- Exercise
Each line in the records below that has the word "name" should be copied.

- Excerpted records
= = =

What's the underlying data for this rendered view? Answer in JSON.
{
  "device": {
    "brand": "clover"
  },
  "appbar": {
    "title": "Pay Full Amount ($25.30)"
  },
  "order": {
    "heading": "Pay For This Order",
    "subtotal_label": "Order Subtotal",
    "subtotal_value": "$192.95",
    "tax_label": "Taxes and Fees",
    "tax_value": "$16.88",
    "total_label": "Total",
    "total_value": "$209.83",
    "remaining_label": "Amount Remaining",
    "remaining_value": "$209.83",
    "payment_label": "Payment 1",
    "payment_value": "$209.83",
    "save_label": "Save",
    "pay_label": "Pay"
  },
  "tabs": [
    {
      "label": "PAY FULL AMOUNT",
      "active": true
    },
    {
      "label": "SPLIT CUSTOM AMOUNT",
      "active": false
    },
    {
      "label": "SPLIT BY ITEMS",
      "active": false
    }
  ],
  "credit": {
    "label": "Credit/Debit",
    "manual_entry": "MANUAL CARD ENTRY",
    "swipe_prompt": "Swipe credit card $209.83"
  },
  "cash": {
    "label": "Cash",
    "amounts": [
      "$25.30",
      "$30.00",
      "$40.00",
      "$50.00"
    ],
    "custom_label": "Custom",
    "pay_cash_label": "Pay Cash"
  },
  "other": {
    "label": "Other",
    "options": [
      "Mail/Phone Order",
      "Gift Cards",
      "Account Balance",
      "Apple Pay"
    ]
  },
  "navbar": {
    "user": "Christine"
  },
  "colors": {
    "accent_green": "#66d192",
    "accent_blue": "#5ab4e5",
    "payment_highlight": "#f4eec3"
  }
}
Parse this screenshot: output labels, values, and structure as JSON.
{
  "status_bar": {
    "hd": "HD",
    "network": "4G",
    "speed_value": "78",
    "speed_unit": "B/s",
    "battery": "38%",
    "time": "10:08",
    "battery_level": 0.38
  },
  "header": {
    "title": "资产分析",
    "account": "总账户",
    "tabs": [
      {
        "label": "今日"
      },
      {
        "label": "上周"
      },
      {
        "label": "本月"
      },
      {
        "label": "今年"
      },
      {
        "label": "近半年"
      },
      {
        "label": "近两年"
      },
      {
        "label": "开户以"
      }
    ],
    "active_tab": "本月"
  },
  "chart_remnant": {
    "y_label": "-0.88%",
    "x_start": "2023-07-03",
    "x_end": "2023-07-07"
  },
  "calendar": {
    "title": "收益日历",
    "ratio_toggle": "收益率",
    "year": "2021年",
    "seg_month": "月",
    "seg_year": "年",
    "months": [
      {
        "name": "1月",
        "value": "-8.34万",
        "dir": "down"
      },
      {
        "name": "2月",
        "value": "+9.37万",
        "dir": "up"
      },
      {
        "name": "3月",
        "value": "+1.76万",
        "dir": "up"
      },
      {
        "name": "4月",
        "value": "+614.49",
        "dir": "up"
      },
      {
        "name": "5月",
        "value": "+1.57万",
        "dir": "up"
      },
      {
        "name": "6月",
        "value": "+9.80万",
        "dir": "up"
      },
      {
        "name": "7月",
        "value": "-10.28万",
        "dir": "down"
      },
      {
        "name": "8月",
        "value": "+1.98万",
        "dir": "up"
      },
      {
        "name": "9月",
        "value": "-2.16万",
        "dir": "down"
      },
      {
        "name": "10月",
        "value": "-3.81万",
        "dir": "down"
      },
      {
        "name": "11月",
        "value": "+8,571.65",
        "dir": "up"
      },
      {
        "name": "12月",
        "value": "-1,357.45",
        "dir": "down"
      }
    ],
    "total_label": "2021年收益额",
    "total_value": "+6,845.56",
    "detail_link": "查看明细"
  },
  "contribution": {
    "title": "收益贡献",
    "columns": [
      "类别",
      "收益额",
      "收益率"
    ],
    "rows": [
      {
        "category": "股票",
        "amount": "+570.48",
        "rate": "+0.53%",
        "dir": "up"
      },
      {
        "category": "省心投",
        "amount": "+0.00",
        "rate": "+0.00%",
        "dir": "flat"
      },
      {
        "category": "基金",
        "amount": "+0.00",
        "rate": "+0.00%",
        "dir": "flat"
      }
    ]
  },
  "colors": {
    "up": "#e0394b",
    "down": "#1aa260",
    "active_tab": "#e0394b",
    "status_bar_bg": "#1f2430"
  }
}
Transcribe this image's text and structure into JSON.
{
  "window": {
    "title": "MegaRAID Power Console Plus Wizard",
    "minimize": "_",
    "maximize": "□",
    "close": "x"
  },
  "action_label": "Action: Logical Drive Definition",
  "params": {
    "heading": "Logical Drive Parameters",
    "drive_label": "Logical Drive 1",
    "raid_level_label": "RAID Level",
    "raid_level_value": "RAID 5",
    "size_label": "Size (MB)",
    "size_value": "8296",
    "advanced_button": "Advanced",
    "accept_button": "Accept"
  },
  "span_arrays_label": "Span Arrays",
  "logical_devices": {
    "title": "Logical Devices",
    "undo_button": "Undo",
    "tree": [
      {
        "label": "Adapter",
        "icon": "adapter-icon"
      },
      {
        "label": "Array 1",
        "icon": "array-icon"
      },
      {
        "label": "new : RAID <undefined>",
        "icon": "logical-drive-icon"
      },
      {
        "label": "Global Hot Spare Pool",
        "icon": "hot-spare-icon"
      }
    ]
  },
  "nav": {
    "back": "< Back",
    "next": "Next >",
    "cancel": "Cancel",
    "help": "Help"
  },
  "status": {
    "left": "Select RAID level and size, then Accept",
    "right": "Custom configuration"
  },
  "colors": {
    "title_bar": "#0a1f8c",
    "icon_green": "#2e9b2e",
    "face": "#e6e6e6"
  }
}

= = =

- Completed task
        "name": "1月",
        "name": "2月",
        "name": "3月",
        "name": "4月",
        "name": "5月",
        "name": "6月",
        "name": "7月",
        "name": "8月",
        "name": "9月",
        "name": "10月",
        "name": "11月",
        "name": "12月",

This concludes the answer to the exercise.